I never appreciated Steve Jobs’ quote, “I want to put a ding in the universe,” until I talked with Gary Hamel, Wall Street Journal’s No. 1 most influential business thinker. I asked Gary what leadership behaviors have the most impact on organizations.
Gary took a swing at the reason we don’t put a ding in the universe when he said, “It’s easy to feel hopeless.” Maybe you’ve fallen into the abyss of “It won’t matter.”
Thinking it won’t matter, matters. Your thoughts always matter. You want to make a difference, don’t you?
Gary elegantly restated my question by asking, “What does it take for you to make a bigger contribution than you expect?
Gary explained that disproportionate impact happens when you, “Tackle problems above your pay grade that defy easy answers; problems bigger than you.”
Light bulb — that’s a way we make dings.
You may not be a V.P. in a Fortune 500 company. How can average Joe’s follow Gary’s ding- ath?
Solve big problems in small contexts. Don’t wait for the perfect ding moment. Work on today’s persistent nagging problem — the one others hate but accept because they think it won’t change.
- Get pissed off. Problems hang around because we aren’t pissed off enough. “Big problems,” Gary said, “require contrarian spirits.”
- Move through anger. Foolish leaders get stuck in anger; wise leaders work through it. Anger is reactive. Solutions are proactive.
- Solve big problems informally. Don’t waste your time in meetings. Bring them up over coffee or lunch. Everyone’s too busy to solve the problem that’s been hanging around for ages. Meetings come later.
- Connect problems with outcomes that everyone believes in.
- Implement small solutions. Useful anger drives you to try things.

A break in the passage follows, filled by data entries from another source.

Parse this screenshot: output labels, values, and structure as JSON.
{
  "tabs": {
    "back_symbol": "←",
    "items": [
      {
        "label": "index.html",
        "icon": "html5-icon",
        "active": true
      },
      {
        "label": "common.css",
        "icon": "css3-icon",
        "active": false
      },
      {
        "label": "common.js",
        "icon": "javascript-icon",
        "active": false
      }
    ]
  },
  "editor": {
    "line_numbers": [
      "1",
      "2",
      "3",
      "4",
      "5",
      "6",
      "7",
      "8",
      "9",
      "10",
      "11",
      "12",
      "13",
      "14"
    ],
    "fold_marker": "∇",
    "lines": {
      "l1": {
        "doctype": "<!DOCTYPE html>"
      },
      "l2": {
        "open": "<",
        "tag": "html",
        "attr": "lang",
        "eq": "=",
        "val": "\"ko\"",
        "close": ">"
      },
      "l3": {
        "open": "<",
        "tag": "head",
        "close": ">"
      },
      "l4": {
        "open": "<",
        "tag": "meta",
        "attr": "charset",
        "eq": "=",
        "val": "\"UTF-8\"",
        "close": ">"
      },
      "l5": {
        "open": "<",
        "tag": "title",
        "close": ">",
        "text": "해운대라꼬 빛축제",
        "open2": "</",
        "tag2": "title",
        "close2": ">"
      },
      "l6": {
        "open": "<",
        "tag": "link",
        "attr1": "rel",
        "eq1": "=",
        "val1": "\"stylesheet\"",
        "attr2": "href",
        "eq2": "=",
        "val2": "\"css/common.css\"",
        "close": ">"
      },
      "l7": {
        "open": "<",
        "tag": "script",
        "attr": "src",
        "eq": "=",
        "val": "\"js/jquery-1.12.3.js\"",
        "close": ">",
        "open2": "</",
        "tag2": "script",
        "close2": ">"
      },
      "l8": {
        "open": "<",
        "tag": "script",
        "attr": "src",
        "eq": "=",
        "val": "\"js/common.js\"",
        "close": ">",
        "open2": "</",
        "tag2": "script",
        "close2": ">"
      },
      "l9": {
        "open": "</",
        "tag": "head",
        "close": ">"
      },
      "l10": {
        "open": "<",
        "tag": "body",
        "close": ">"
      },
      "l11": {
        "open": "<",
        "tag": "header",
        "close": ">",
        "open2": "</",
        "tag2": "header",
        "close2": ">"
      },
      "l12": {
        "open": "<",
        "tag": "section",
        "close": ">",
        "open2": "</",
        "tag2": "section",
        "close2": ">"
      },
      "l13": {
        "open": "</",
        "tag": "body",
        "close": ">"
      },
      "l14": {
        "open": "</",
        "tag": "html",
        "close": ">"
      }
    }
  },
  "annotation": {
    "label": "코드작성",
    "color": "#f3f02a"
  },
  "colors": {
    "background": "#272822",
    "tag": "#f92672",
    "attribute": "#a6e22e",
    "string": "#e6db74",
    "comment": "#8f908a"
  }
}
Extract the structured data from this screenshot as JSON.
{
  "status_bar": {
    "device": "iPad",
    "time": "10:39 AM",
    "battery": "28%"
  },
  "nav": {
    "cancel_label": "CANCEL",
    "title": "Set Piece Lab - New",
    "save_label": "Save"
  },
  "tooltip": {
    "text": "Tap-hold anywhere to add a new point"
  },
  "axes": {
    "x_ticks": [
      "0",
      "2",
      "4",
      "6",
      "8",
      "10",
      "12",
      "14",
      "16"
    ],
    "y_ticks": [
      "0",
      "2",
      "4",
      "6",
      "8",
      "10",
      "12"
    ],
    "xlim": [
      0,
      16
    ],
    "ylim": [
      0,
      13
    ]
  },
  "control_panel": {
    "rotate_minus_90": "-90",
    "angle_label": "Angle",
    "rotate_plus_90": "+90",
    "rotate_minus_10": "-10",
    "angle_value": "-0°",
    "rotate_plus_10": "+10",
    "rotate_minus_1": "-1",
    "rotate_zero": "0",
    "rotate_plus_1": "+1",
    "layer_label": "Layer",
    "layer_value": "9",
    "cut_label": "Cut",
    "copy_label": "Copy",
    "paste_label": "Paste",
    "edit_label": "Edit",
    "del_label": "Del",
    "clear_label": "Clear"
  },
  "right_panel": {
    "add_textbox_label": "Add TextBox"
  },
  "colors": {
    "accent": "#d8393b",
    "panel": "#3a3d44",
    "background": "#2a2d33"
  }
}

There’s much more to tackling big problems. What strategies that help people make a ding in the universe can you add?